■ ABOUT THIS EXERCISE:
At the line containing "What's the underlying", begin an exact copy of the lines below and continue through the final one, with no pictures.

(DATA FOR REVIEW)

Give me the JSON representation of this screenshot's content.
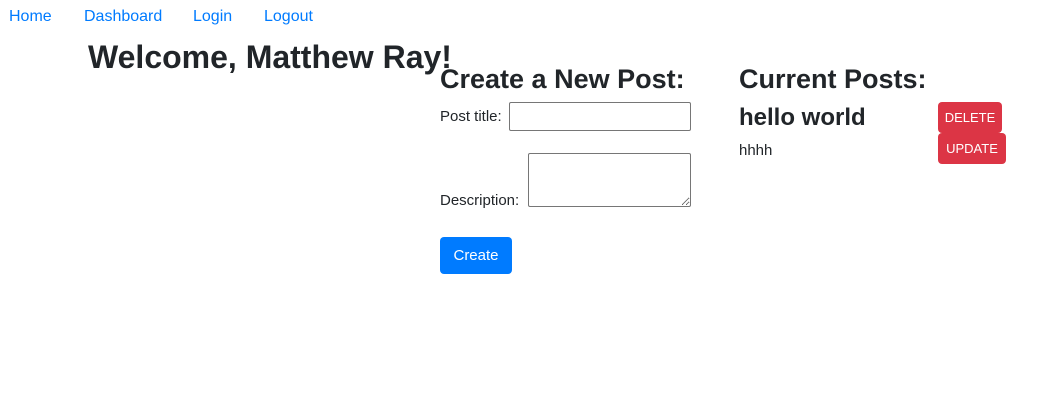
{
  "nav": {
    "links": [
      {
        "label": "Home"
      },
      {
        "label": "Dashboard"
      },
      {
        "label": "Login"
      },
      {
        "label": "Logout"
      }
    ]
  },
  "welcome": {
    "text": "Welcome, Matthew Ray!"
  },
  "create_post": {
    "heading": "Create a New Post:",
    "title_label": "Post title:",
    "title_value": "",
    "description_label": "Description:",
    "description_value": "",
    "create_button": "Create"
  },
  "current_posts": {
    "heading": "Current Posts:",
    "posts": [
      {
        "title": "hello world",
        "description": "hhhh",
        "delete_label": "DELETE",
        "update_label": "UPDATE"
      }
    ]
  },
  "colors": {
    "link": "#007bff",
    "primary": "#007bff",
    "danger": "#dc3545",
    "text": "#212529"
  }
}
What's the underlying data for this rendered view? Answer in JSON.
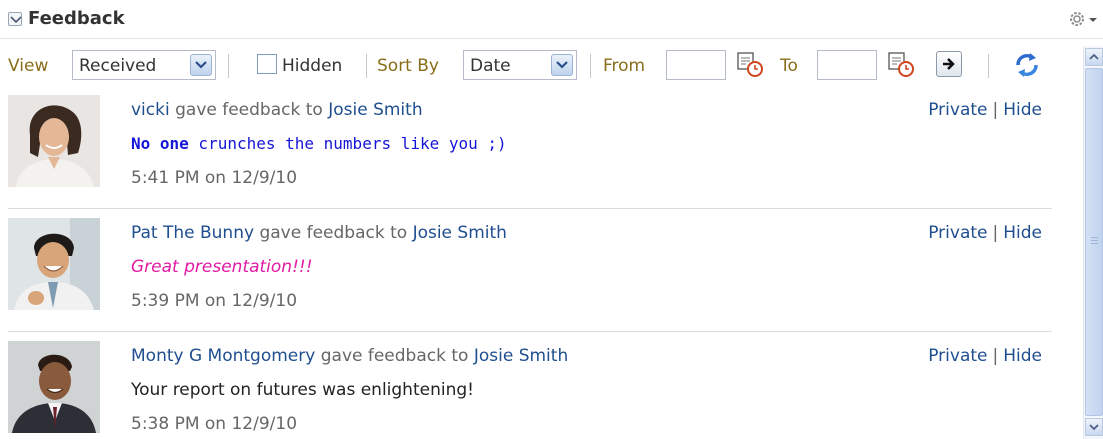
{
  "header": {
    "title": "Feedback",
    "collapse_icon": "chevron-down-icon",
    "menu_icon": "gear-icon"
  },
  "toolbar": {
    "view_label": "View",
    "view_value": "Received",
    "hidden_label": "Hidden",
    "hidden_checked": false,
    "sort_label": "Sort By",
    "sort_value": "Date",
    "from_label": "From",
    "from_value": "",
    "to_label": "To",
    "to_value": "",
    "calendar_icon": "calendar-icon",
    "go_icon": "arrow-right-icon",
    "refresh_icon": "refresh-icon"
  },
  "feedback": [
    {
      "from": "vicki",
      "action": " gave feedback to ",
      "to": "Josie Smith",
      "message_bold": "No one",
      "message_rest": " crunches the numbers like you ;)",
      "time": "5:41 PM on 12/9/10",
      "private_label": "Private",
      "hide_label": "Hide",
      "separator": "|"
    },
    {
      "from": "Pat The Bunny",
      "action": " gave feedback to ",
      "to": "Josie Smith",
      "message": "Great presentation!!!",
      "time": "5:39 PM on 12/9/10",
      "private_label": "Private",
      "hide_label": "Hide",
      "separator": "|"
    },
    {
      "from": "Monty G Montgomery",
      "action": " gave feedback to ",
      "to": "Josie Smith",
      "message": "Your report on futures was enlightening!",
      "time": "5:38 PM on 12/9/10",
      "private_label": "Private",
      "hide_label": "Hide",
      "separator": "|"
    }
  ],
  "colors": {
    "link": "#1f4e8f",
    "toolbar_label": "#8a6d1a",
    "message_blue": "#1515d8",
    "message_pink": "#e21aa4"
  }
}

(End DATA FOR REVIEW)

■ TASK ANSWER:
What's the underlying data for this rendered view? Answer in JSON.
{
  "header": {
    "title": "Feedback",
    "collapse_icon": "chevron-down-icon",
    "menu_icon": "gear-icon"
  },
  "toolbar": {
    "view_label": "View",
    "view_value": "Received",
    "hidden_label": "Hidden",
    "hidden_checked": false,
    "sort_label": "Sort By",
    "sort_value": "Date",
    "from_label": "From",
    "from_value": "",
    "to_label": "To",
    "to_value": "",
    "calendar_icon": "calendar-icon",
    "go_icon": "arrow-right-icon",
    "refresh_icon": "refresh-icon"
  },
  "feedback": [
    {
      "from": "vicki",
      "action": " gave feedback to ",
      "to": "Josie Smith",
      "message_bold": "No one",
      "message_rest": " crunches the numbers like you ;)",
      "time": "5:41 PM on 12/9/10",
      "private_label": "Private",
      "hide_label": "Hide",
      "separator": "|"
    },
    {
      "from": "Pat The Bunny",
      "action": " gave feedback to ",
      "to": "Josie Smith",
      "message": "Great presentation!!!",
      "time": "5:39 PM on 12/9/10",
      "private_label": "Private",
      "hide_label": "Hide",
      "separator": "|"
    },
    {
      "from": "Monty G Montgomery",
      "action": " gave feedback to ",
      "to": "Josie Smith",
      "message": "Your report on futures was enlightening!",
      "time": "5:38 PM on 12/9/10",
      "private_label": "Private",
      "hide_label": "Hide",
      "separator": "|"
    }
  ],
  "colors": {
    "link": "#1f4e8f",
    "toolbar_label": "#8a6d1a",
    "message_blue": "#1515d8",
    "message_pink": "#e21aa4"
  }
}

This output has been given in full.